Work task = A single number is the answer: the count of lines in the records that hold the word "JSON".

Supplied records =
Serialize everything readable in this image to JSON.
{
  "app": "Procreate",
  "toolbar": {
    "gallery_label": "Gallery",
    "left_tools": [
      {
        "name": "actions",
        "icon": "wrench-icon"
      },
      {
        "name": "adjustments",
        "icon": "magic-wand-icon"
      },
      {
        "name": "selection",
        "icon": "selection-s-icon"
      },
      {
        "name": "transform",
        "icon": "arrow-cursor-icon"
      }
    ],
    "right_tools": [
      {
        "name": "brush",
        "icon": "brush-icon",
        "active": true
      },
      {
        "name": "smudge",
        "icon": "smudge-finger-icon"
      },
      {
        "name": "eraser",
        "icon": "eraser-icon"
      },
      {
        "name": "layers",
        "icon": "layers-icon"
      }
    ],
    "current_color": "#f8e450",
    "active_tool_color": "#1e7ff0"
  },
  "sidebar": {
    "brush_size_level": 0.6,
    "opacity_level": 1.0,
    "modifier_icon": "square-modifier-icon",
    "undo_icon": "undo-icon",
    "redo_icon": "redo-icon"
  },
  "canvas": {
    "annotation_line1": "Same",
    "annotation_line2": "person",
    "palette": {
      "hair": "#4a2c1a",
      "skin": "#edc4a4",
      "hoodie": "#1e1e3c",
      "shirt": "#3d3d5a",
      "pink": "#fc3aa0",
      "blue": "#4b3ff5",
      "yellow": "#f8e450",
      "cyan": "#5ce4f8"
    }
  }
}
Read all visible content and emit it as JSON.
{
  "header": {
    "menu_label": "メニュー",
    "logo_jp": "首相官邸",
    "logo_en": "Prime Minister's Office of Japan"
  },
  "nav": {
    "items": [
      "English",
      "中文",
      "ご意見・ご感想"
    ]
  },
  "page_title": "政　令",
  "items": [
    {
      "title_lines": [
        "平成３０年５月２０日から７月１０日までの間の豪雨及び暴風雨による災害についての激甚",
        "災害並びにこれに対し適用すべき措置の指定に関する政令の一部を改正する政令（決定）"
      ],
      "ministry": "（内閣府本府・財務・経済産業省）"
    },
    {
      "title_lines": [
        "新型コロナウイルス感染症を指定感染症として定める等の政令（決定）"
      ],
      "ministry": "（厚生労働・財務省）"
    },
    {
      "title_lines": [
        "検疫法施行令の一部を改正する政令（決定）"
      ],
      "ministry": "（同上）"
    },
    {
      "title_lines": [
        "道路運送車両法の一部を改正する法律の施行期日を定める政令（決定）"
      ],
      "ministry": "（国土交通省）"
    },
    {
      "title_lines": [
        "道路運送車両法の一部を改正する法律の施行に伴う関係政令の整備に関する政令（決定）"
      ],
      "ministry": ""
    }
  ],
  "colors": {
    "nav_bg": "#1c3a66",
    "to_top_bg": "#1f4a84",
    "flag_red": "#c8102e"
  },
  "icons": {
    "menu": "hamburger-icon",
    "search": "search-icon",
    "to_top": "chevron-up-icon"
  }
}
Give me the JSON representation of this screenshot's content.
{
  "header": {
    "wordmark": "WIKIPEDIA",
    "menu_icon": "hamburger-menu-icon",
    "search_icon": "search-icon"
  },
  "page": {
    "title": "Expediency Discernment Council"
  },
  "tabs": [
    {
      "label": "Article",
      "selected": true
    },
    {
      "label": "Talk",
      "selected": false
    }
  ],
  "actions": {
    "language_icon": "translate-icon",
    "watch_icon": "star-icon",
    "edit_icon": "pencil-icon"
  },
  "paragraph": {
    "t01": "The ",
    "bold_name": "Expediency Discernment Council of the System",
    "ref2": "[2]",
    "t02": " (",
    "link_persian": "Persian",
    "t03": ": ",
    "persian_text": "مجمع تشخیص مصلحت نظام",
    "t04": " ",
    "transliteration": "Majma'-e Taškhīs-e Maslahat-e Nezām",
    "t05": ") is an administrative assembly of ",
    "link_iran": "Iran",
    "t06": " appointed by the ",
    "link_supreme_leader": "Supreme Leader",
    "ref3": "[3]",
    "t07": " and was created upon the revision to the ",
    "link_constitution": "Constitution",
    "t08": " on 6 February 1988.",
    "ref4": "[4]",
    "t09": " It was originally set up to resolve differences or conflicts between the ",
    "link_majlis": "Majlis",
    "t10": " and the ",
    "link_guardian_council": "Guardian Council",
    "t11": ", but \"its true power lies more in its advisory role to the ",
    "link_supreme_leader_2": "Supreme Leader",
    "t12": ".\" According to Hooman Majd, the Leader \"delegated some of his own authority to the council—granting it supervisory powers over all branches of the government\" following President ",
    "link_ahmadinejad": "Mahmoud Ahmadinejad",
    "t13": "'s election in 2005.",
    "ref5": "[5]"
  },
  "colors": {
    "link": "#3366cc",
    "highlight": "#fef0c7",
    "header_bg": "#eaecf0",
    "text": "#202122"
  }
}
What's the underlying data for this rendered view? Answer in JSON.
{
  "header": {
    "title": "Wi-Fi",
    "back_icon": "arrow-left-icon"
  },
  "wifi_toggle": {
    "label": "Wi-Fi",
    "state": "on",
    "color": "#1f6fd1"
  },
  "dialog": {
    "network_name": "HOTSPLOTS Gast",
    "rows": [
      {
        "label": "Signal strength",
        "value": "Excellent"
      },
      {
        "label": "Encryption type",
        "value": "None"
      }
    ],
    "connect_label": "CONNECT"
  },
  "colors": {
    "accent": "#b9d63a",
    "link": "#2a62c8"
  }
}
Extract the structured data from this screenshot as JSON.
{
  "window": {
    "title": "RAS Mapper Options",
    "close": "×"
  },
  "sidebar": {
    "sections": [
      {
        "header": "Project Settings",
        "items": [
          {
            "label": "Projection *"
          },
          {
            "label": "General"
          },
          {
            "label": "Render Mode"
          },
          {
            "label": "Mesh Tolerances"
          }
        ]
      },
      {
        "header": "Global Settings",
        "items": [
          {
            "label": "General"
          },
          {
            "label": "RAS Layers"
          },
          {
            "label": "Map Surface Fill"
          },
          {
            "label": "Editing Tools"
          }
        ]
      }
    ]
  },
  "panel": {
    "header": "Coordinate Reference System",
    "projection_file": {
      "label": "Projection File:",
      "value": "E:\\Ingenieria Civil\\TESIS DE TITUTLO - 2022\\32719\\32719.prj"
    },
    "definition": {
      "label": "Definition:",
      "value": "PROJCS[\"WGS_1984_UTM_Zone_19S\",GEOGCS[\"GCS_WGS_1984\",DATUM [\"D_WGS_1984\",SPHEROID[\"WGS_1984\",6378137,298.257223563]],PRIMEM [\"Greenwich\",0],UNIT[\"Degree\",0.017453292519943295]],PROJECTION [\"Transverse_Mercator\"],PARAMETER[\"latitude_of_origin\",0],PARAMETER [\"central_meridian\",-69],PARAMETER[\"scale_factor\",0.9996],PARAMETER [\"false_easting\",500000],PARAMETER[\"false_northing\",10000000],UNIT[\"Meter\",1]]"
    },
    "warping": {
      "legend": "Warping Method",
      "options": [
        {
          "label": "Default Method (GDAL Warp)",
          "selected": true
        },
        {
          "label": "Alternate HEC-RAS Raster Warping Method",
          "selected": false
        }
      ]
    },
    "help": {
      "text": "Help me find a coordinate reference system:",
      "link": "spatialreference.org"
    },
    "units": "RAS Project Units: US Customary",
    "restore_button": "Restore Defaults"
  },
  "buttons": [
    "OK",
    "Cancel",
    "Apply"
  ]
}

Task solution = 5